### [DATASET EXCERPTS]

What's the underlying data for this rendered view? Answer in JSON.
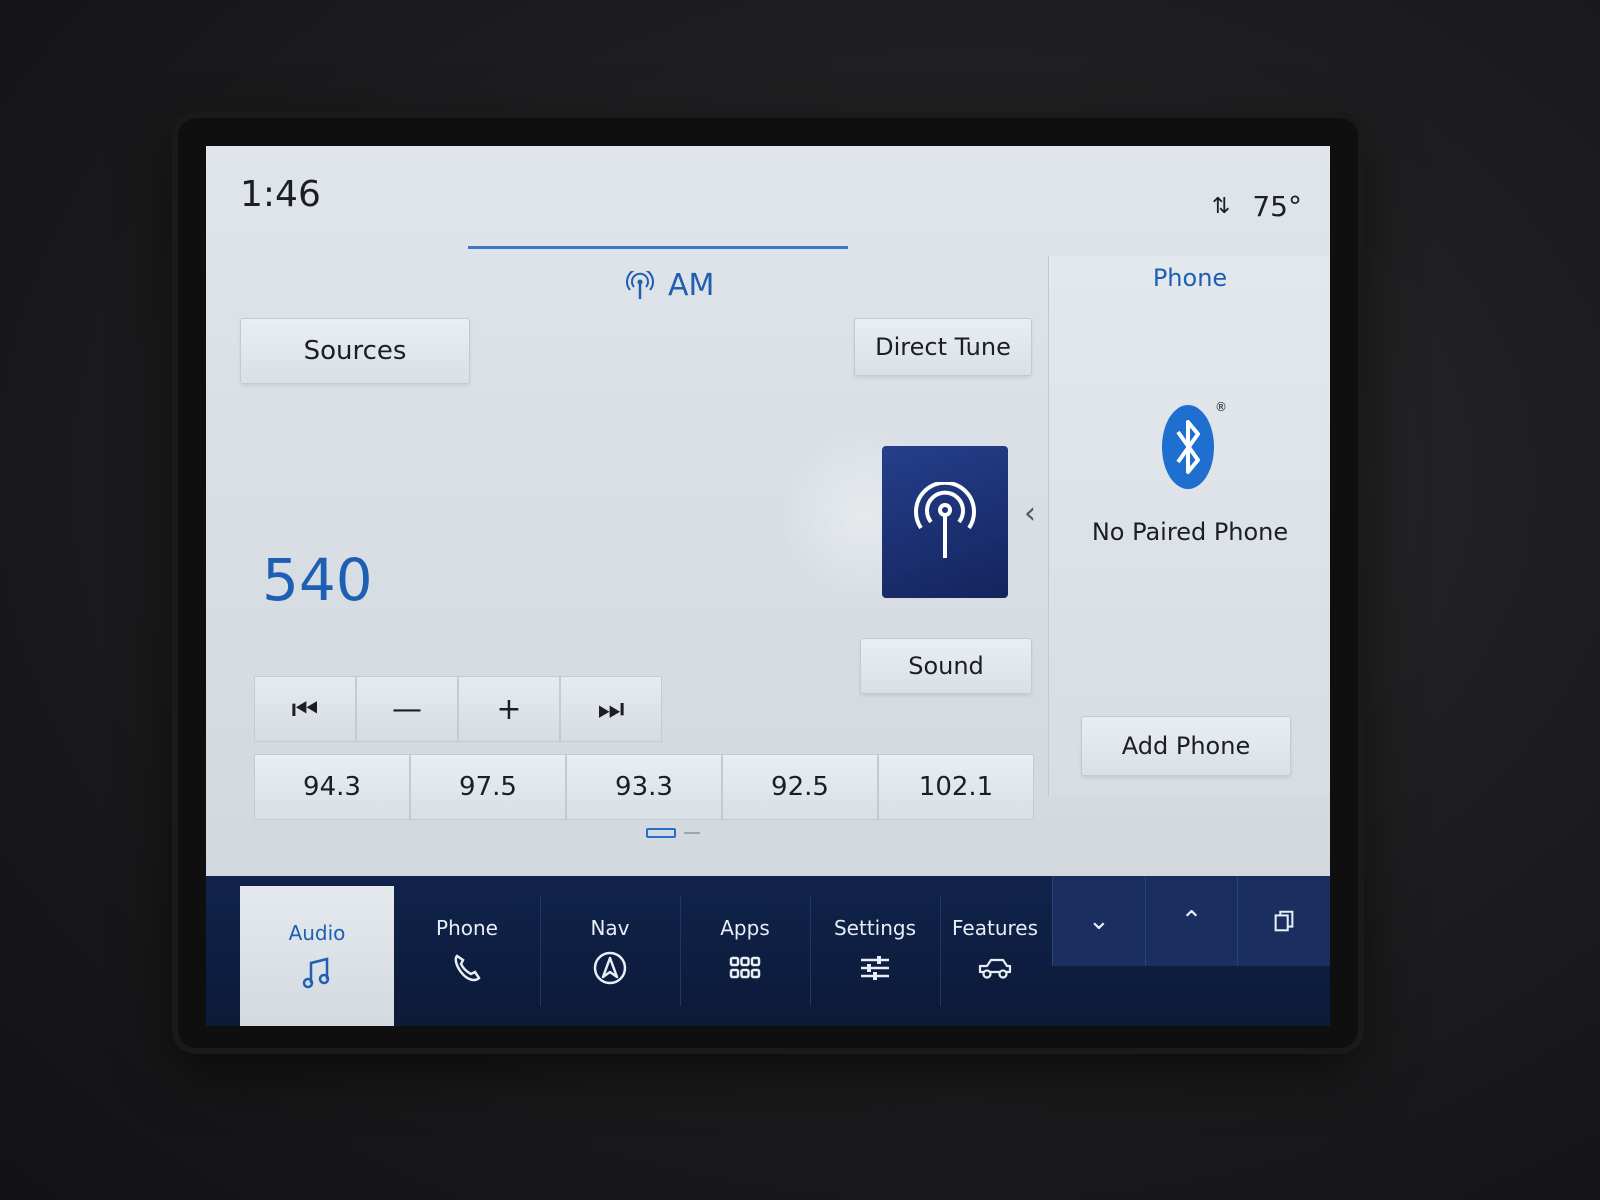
{
  "status": {
    "time": "1:46",
    "temperature": "75°"
  },
  "source": {
    "band": "AM",
    "frequency": "540"
  },
  "buttons": {
    "sources": "Sources",
    "direct_tune": "Direct Tune",
    "sound": "Sound"
  },
  "transport": {
    "seek_back": "⏮",
    "tune_down": "—",
    "tune_up": "+",
    "seek_forward": "⏭"
  },
  "presets": [
    "94.3",
    "97.5",
    "93.3",
    "92.5",
    "102.1"
  ],
  "phone_panel": {
    "title": "Phone",
    "status": "No Paired Phone",
    "add_button": "Add Phone"
  },
  "nav": {
    "audio": "Audio",
    "phone": "Phone",
    "nav": "Nav",
    "apps": "Apps",
    "settings": "Settings",
    "features": "Features"
  },
  "icons": {
    "sync": "sync-arrows-icon",
    "antenna": "antenna-icon",
    "bluetooth": "bluetooth-icon",
    "audio": "music-note-icon",
    "phone": "phone-handset-icon",
    "nav": "compass-arrow-icon",
    "apps": "grid-icon",
    "settings": "sliders-icon",
    "features": "truck-icon",
    "collapse": "chevron-down-icon",
    "expand": "chevron-up-icon",
    "windows": "copy-windows-icon"
  },
  "colors": {
    "accent": "#1e5fb3",
    "nav_bg": "#10234b",
    "art_bg": "#1f3580"
  }
}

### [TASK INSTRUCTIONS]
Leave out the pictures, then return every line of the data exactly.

### [PROBLEM SOLUTION]
What's the underlying data for this rendered view? Answer in JSON.
{
  "status": {
    "time": "1:46",
    "temperature": "75°"
  },
  "source": {
    "band": "AM",
    "frequency": "540"
  },
  "buttons": {
    "sources": "Sources",
    "direct_tune": "Direct Tune",
    "sound": "Sound"
  },
  "transport": {
    "seek_back": "⏮",
    "tune_down": "—",
    "tune_up": "+",
    "seek_forward": "⏭"
  },
  "presets": [
    "94.3",
    "97.5",
    "93.3",
    "92.5",
    "102.1"
  ],
  "phone_panel": {
    "title": "Phone",
    "status": "No Paired Phone",
    "add_button": "Add Phone"
  },
  "nav": {
    "audio": "Audio",
    "phone": "Phone",
    "nav": "Nav",
    "apps": "Apps",
    "settings": "Settings",
    "features": "Features"
  },
  "icons": {
    "sync": "sync-arrows-icon",
    "antenna": "antenna-icon",
    "bluetooth": "bluetooth-icon",
    "audio": "music-note-icon",
    "phone": "phone-handset-icon",
    "nav": "compass-arrow-icon",
    "apps": "grid-icon",
    "settings": "sliders-icon",
    "features": "truck-icon",
    "collapse": "chevron-down-icon",
    "expand": "chevron-up-icon",
    "windows": "copy-windows-icon"
  },
  "colors": {
    "accent": "#1e5fb3",
    "nav_bg": "#10234b",
    "art_bg": "#1f3580"
  }
}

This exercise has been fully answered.